Apple won the prize for becoming the first trillion-dollar company in the U.S. last week. But barring a recession, I suspect it won’t be long before Alphabet, Amazon and Microsoft—each valued at between $800 billion and $900 billion—join the club.
Why? Because all four companies—along with other data-rich firms like IBM, Facebook, Salesforce and Chinese giants Baidu, Alibaba and Tencent—are investing heavily in artificial intelligence. And almost every thoughtful business leader I know thinks AI will transform the business landscape in the decade to come. Sales and profits will inevitably follow.
How should other companies, not directly involved in this race of giants, prepare for the technological onslaught? That was the subject of a virtual gathering Fortune held for members of its CEO Initiative last week. Joining us was Accenture’s Paul Daugherty, co-author of the book Human + Machine; Reimagining Work in the Age of AI. He focused his comments on what kind of skills companies will need in the AI future. Some excerpts:
“It isn’t necessarily the STEM skills, and it isn’t necessarily the coders and machine learning specialists…There is one new set of jobs where people will need to help AI, to help the machines, and we call these ‘trainers, explainers and sustainers… We have been hiring people like sociologists, psychologists and even poetry majors who really understand the nuance of language and can help train the engineers and the machines. Then there is a second broad category of people where AI and the like will help them do their jobs more effectively, increase their productivity, and give them, in essence, new superpowers…

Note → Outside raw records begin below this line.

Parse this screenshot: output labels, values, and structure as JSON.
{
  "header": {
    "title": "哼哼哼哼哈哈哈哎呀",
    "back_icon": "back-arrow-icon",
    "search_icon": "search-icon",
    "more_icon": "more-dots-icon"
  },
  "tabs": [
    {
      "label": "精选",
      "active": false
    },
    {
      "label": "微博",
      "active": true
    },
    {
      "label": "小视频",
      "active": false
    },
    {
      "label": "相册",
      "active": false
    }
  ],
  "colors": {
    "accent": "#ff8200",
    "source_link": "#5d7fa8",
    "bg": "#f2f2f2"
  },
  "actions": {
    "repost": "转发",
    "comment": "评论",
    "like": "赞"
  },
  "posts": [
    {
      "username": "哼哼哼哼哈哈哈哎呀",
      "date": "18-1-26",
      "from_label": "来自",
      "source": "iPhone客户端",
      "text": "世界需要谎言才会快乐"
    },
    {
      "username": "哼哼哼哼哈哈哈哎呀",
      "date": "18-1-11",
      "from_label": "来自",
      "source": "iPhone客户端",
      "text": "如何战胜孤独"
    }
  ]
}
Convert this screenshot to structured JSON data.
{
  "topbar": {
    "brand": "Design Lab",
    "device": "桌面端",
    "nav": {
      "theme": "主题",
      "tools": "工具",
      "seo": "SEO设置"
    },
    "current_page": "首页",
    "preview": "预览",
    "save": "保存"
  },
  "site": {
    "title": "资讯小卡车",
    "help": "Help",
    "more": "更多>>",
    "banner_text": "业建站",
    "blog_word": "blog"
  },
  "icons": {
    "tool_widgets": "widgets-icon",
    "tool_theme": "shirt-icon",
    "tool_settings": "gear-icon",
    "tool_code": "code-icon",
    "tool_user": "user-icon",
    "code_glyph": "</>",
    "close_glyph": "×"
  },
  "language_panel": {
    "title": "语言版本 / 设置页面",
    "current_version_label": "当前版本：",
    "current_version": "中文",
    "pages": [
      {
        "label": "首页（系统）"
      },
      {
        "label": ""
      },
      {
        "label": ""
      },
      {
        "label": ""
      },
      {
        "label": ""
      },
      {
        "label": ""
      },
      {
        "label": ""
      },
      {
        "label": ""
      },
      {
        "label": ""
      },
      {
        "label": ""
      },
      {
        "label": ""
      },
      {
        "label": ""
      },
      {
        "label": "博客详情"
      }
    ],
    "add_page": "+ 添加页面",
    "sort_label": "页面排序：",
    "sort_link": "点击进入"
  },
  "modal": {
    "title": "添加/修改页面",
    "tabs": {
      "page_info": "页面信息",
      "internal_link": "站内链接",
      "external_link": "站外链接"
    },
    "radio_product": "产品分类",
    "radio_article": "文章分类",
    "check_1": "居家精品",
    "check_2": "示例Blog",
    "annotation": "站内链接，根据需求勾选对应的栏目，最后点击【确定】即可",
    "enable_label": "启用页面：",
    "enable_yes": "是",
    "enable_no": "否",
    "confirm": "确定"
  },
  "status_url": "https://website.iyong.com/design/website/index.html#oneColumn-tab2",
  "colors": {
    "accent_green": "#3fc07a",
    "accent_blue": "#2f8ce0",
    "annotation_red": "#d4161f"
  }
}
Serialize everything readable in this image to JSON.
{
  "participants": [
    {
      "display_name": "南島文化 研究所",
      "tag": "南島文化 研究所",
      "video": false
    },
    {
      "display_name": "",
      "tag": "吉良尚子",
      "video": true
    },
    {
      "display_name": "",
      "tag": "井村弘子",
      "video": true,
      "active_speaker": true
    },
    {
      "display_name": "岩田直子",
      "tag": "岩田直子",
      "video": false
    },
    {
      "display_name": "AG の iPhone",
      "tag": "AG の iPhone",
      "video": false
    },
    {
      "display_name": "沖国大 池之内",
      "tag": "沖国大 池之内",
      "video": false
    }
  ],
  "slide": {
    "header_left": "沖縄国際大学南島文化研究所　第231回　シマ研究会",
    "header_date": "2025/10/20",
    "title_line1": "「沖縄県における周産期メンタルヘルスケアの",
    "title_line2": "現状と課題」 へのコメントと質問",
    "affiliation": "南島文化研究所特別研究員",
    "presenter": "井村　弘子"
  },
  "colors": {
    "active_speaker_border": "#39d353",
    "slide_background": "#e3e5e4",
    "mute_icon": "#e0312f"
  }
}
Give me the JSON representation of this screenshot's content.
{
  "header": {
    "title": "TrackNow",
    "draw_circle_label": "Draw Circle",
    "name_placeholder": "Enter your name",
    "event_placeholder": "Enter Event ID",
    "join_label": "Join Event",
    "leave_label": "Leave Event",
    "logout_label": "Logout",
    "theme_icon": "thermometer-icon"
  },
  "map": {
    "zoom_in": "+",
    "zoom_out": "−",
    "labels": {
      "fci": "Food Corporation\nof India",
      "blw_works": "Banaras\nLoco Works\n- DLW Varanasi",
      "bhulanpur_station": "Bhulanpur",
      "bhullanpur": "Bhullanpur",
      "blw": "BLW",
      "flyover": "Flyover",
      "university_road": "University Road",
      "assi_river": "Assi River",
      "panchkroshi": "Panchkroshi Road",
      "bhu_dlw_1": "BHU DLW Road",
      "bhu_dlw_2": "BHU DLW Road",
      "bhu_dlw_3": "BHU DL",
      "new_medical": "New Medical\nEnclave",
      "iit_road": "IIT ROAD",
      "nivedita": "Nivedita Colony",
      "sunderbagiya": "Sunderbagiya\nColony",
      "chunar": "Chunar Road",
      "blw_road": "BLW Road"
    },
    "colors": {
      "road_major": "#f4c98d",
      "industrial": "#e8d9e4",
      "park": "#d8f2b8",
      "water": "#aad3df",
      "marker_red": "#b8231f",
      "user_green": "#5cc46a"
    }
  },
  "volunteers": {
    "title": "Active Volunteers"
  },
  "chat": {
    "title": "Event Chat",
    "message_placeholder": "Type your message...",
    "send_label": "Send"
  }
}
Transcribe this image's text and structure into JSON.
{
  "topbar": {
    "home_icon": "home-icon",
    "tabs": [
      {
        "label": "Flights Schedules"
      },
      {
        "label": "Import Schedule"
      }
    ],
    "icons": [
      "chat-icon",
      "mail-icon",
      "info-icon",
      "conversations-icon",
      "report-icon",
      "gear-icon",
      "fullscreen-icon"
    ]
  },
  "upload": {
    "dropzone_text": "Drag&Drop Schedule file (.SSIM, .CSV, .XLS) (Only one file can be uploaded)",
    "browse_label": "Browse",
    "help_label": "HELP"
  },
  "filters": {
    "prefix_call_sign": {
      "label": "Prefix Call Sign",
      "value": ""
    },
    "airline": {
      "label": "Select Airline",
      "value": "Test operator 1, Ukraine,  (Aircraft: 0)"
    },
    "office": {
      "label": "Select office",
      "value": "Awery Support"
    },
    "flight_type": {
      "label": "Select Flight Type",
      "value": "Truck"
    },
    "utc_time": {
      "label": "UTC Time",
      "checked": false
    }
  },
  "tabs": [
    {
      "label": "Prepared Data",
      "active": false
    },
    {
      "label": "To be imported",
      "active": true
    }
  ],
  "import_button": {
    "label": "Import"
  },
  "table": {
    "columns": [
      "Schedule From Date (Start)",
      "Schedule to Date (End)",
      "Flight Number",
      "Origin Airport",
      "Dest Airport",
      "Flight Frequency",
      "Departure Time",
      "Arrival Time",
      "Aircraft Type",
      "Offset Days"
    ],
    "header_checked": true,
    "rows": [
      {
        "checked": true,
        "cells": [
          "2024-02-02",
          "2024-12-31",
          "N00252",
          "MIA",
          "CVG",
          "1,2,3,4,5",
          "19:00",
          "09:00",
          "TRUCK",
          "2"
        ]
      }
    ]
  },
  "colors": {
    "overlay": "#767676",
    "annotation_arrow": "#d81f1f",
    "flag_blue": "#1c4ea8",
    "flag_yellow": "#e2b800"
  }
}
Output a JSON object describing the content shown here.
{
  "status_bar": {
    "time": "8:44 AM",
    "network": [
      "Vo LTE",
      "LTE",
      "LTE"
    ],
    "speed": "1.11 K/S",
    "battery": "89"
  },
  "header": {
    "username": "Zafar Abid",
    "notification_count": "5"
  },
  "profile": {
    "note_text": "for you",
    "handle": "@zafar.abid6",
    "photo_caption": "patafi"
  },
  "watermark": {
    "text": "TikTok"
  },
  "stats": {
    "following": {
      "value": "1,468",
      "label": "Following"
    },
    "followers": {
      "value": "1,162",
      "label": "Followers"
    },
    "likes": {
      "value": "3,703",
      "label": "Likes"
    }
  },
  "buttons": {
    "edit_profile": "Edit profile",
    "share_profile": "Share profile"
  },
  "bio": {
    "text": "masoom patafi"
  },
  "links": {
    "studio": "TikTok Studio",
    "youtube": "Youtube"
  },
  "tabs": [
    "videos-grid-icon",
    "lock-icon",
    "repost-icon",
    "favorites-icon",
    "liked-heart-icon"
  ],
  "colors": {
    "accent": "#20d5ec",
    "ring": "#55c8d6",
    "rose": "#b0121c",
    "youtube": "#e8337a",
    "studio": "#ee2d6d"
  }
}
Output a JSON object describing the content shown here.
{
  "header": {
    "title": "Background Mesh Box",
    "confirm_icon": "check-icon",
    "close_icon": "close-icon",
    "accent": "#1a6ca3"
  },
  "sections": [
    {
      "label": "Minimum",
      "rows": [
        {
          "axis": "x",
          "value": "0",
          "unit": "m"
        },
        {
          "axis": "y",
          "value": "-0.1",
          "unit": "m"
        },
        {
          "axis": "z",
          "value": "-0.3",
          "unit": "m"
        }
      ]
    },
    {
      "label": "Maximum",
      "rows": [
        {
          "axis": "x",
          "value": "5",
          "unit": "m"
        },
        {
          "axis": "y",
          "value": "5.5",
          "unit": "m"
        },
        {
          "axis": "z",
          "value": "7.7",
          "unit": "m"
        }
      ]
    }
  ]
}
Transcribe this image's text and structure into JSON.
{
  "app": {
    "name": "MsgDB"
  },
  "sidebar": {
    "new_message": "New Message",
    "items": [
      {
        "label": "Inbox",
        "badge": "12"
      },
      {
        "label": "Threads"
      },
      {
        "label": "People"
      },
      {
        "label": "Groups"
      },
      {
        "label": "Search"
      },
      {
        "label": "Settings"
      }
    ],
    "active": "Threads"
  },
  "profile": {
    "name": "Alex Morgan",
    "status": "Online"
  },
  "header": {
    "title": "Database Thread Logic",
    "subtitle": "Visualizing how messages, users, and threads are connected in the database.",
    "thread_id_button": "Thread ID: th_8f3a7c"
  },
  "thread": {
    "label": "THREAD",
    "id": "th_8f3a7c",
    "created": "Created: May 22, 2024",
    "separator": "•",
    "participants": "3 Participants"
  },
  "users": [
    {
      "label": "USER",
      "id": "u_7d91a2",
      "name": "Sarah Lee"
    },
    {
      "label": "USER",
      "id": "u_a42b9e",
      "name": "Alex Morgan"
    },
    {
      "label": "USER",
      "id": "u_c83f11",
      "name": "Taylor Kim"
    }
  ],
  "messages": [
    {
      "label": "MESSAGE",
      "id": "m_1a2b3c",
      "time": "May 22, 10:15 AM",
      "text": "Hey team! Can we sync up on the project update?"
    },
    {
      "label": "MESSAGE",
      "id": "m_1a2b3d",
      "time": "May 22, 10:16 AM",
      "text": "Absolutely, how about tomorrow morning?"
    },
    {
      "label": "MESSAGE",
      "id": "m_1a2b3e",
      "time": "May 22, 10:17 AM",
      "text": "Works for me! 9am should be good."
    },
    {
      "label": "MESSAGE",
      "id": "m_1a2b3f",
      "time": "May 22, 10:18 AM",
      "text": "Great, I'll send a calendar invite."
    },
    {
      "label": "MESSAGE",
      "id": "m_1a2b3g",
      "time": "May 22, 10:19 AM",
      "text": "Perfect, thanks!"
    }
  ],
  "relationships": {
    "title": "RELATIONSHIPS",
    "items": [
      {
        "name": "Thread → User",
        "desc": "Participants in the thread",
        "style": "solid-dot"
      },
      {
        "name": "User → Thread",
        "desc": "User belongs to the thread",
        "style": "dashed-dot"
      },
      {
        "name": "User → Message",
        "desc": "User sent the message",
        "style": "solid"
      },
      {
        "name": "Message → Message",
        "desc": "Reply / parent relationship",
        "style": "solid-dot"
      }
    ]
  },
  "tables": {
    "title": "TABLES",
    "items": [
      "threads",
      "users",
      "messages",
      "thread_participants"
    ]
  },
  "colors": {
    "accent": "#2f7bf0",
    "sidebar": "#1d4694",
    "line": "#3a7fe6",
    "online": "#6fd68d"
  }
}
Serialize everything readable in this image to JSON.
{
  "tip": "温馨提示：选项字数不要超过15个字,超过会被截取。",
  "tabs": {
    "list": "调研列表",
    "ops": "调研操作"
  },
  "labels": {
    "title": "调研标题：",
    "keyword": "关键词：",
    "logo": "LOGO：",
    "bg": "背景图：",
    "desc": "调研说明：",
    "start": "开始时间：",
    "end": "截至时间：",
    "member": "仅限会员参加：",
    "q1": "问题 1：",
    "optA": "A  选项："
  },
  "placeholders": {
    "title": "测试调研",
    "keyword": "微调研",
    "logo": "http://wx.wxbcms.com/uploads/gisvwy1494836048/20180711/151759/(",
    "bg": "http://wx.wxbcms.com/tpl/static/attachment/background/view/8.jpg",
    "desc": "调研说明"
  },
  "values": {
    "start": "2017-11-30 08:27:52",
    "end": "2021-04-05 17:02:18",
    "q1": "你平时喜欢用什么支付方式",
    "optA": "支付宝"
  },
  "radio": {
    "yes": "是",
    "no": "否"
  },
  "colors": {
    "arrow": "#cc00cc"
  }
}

“It’s going to be hard to find people with these skills in the market because some of these things don’t exist at scale in the market now. So we believe the right approach is (for companies) to invest in new learning platforms so you are able to bring your employees along as these new skills emerge…
“We did an interesting survey as part of the book (in which) we asked executives if their workforce was ready for AI, and 65% said ‘no, our workforce isn’t ready.’ Then we asked: ‘Are you investing in training for your workforce,’ and only 3% said ‘yes.'”
That should be a wakeup call for companies. More news below.
Chinese state media insisted over the weekend that the country was ready to deal with the fallout of the trade war with the U.S., despite President Donald Trump’s claims that he has the upper hand. “Considering the unreasonable U.S. demands, a trade war is an act that aims to crush China’s economic sovereignty, trying to force China to be a U.S. economic vassal,” said a Global Times editorial. Bloomberg
The Taiwanese chipmaker TSMC, which is a major Apple supplier, was hit by a virus over the weekend that reportedly crippled its systems. The company blamed the infection on “misoperation during the software installation process for a new tool,” and said no confidential information was compromised. However, the infection has led to shipment delays, and TSMC expects to take a $255 million hit. CNN
HSBC’s Q2 profitability took a hit due to higher operating expenses from IT investments and Chinese expansion. The bank’s operating expenses reached $8.1 billion in the quarter, 7% up year-on-year. Pre-tax profits were down 1%, disappointing analysts, and net profit was up 5.6%. Financial Times.
Apple has become the latest content indexer to scrub Infowars’ conspiratorial podcasts from its lists. The reason? As with YouTube and Spotify, which have also taken action against Alex Jones’s operation, the reason is hate speech. “Podcasts that violate these guidelines are removed from our directory making them no longer searchable or available for download or streaming,” said Apple. “We believe in representing a wide range of views, so long as people are respectful to those with differing opinions.” Buzzfeed News
Around the Water Cooler
Deutsche Bank thinks it’s “premature” to suggest that “tech has lost its market leadership position,” and investors should still embrace tech stocks. Yes, 18% of the S&P 500’s IT sector is down more than 20% from year-to-date highs, but the sector is still 28% up over the last year. Larry Adam, chief investment officer of the bank’s Wealth Management Americas unit also noted that tech firms have had record cash flows leading to robust dividends and share buybacks. CNBC
President Trump yesterday admitted that Donald Trump Jr.’s meeting with Kremlin-linked individuals in 2016 was “a meeting to get information on an opponent,” though he said this was legal and he didn’t know about it. The president’s son had said in a statement—reportedly dictated by President Trump—that the meeting was about the adoption of Russian children. New Yorker
Goldman Sachs will reportedly name Jim Esposito as global co-chief of its trading arm, alongside Ashok Varadhan. Varadhan’s co-heads resigned in June, and the fact they weren’t replaced was seen as unusual. Wall Street Journal
The Android version of Epic’s hit game Fortnite will be made available through the company’s website and not through the official Google Play store. It’s a move that’s designed to avoid Google taking a 30% distribution fee for the wildly popular game and, if other production houses follow, that could be very problematic for Google. Fortune